__Problem__:
Please filter the listing below and copy out the lines that hold "Boneless".

##############################

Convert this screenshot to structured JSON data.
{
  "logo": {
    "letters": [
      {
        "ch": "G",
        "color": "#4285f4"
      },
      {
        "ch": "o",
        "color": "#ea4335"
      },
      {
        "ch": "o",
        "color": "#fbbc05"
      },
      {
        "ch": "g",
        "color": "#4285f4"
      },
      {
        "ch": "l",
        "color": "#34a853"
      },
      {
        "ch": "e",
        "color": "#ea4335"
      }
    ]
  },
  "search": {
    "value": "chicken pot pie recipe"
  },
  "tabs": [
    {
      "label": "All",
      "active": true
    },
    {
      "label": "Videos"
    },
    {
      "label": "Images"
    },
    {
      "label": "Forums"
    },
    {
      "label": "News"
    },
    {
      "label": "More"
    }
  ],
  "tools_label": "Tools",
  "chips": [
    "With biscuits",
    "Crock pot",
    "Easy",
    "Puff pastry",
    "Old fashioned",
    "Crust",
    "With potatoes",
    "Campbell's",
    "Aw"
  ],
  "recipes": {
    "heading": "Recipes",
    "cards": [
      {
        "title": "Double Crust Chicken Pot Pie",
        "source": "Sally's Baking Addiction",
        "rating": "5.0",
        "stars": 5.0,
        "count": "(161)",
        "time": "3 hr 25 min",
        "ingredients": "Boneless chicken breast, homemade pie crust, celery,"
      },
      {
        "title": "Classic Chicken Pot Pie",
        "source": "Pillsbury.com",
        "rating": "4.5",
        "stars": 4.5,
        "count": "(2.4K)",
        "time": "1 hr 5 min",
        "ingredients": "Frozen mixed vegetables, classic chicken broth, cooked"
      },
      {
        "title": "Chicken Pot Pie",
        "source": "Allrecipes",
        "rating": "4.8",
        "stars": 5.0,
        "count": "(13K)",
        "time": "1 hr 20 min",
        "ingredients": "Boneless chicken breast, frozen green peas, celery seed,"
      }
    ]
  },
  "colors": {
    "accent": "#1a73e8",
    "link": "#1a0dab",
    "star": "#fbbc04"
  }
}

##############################

__Solution to the exercise__:
        "ingredients": "Boneless chicken breast, homemade pie crust, celery,"
        "ingredients": "Boneless chicken breast, frozen green peas, celery seed,"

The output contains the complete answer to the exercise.